The GFC is a group of Fusarium species with similar and overlapping morphological traits descendent from a common ancestor. Many of the Fusarium species within the GFC are well known plant pathogens and cause diseases such as cob rot of maize, pitch canker of pines, mango malformation, vascular wilt of coffee, bakane disease of rice, pokkah boeng disease of sugar cane, etc. (Fig. 1). Due to the limited number of available diagnostic characters (Fig. 2) needed to differentiate species, DNA sequence information and phylogenetic analyses are increasingly used. In fact, the application of DNA-based data has revolutionized the taxonomy and diagnostics of the GFC, which currently include at least 50 distinct phylogenetic lineages. Of these, 34 species have been formally described based on morphological characters, while 10 have been described based on sexual fertility (Fig. 3). At least 20 of these species produce mycotoxins such as fumonisins, moniliformin, beauvericin, fusaproliferins, fusaric acid and enniatins.

Diversity and Evolution - Image 2
Fig. 2. Morphological characters observed within GFC. (a) macroconidia; (b) microconidia; (c) microconidia produced in false heads; (d) microconidia produced in chains; (e) conidiogenous cells; (f) sterile coils; (g) chlamydospores.

From an evolutionary point of view, the GFC species are grouped into three major clades (Fig. 3). Although these clades have not been formally named, their current designations (i.e. African, Asian and American) are controversial and thought to reflect the geographic origins of the plant hosts from which the Fusarium species were isolated. This biogeographic hypothesis appears to be true for most of the Fusarium species in the GFC. However, there are a number of notable exceptions (e.g. the association of the "African" fungus F. verticillioides with the "American" host Zea mays) and recent human activity is frequently invoked to explain the apparent distribution of fungi in this complex. Furthermore, in terms of morphology, the traits typically applied in GFC taxonomy appear not be phylogentically informative. This also appears to be true for mycotoxin production, although very little information regarding the evolution of the genes and pathways involved in mycotoxin production is available for the GFC.  

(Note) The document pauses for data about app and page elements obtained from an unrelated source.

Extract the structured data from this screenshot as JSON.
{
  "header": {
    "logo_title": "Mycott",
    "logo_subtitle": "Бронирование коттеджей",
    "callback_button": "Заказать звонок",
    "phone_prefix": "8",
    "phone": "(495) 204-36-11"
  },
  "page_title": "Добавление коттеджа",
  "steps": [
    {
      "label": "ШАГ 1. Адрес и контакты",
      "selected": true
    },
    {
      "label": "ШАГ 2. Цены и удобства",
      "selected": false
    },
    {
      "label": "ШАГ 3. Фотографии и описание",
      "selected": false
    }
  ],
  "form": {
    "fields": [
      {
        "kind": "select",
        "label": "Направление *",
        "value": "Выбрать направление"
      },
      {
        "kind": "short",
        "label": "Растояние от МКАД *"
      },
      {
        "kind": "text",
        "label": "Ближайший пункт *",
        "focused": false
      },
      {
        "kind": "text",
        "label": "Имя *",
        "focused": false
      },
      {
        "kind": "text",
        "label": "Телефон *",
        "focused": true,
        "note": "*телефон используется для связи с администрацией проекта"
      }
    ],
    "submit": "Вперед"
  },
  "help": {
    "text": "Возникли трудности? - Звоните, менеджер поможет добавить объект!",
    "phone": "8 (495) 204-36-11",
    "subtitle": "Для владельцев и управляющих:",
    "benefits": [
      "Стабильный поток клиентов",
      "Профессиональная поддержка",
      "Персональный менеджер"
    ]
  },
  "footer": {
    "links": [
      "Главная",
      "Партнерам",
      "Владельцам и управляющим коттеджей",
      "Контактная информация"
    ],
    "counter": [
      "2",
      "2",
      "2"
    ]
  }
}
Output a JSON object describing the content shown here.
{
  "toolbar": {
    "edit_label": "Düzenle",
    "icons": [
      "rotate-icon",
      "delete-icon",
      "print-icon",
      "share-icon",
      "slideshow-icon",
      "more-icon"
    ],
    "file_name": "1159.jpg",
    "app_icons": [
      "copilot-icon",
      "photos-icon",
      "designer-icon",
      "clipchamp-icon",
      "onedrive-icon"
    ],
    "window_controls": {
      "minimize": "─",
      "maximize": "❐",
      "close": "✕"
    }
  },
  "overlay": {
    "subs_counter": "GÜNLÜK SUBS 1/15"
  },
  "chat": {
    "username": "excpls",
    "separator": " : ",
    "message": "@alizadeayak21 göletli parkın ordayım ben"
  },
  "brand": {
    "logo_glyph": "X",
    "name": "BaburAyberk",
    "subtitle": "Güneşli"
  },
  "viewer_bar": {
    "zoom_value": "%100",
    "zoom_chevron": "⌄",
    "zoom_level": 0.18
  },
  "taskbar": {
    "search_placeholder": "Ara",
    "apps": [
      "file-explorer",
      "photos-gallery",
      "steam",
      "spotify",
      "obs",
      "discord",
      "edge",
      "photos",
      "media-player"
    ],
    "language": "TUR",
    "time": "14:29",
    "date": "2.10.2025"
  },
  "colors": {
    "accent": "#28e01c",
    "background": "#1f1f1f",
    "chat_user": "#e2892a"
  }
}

Diversity and Evolution - Image 3
Fig. 3. Phylogenetic clades the Gibberella fujikuroi complex. Morphological, biological and phylogenetic diversity of complex is presented. The morphological traits and mycotoxicological properties of Fusarium species in with respect to their phylogeny are summarised.
To fully explain the existence and biological significance of the clades of the GFC, it will be necessary to study Fusarium species in their natural or indigenous habitats. The sampling in such areas will certainly reveal numerous new species which will improve the phylogenetic resolution of the GFC. Such studies will allow rejection, modification or the eventual acceptance of the biogeographic hypothesis and will further help in clarifying the role of the host in the evolution of Fusarium species. As the utility of genomes becomes easily available, comparative and phylogenomic approaches will aid us in better understanding the evolution of Fusarium species within the GFC. Prepared by Marija Kvas